The first test case is that of the sanctions against Iraq, imposed after the first Gulf War. The supposedly balanced, fair and objective liberal media was uniform in its acceptance of the elite view: that the Iraqi regime, and not the West, was responsible for the suffering of the Iraqi people under the sanctions. Edwards and Cromwell document how Iraq, before the first Gulf War, had one of the best health care systems in the Middle East; how Iraq was bombed back to the Dark Ages in 1991; how, according to the Humanitarian Panel convened by the UN Security Council, the Oil-for-Food programme could not meet the needs of the Iraqi people; how there was no truth in the assertion that Saddam Hussein blocked the benefits of the programme; how Denis Halliday and Hans von Sponeck resigned from the UN in protest at the programme; and that sanctions, according to the UN, had killed 500,000 children and thousands of other vulnerable Iraqis.

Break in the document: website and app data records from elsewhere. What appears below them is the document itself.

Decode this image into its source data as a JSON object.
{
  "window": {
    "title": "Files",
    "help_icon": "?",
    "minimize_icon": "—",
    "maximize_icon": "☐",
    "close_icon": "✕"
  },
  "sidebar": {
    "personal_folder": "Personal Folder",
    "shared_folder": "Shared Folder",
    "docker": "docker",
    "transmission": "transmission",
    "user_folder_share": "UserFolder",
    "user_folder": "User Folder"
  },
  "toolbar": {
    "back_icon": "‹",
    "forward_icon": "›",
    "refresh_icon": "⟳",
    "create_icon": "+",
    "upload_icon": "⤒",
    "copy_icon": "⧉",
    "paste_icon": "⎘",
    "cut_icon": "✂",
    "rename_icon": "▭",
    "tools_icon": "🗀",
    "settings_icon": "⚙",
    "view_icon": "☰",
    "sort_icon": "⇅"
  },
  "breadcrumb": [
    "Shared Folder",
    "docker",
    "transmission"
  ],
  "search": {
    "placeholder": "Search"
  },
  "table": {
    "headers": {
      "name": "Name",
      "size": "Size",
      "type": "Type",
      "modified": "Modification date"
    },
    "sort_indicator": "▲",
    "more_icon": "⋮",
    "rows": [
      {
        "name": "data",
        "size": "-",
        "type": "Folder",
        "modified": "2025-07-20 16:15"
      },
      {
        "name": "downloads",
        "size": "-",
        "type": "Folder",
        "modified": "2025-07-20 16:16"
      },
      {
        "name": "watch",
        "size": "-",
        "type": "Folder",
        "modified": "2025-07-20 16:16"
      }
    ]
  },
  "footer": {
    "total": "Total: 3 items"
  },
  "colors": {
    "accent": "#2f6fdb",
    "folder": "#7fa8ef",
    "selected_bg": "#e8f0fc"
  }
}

The liberal media dwelt on none of this, instead shifting responsibility from the West, or more specifically Tony Blair and Bill Clinton, to the Iraqi regime. When challenged by the Media Lens team as to why they had not reported these facts, the journalists in question, such as The Observer's Nick Cohen, retreated to excuses and resorted to offence in an attempt to evade the charges against them. Edwards and Cromwell then turn their forensic analysis to a host of other case studies. These include the 1991-1998 weapons inspections in Iraq, the civilian death count (or lack of) as a result of the 2003 Iraq war and the myths of humanitarian concern during the bombing of Serbia (1999) and Afghanistan (2001). They also discuss the examples of East Timor, Haiti and global warming. In each case, Edwards and Cromwell find that liberal media reporting serves to promote the interests and views of the elite rather than the facts.
There are a number of substantial criticisms that can be made of this book however. First, it does not fully explain and explore Herman and Chomsky's Propaganda Model, making the assumption that readers will be aware of their work. Second, it does not focus on each of the model's five filters and how they operate within the British context (Herman and Chomsky's work refers to the operation of the media in the United States). Third, there is no attempt to locate the Propaganda Model within the wider academic literature on the media. This oversight may well play into the hands of academics who wish to leave this book off the recommended reading lists of media courses on account of it 'not being academic enough'. As I am sure Edwards and Cromwell are aware, even critical scholars need to play the academic game if they are to stand a chance of presenting an alternative, factual account of the social world.
Nevertheless, this is an invaluable book and an interesting read. It also includes a list of resources of alternative sources of information and analysis of the media, for those who are interested in intellectual self-defence in an age of illusions.
Andy Mullen, Northumbria University.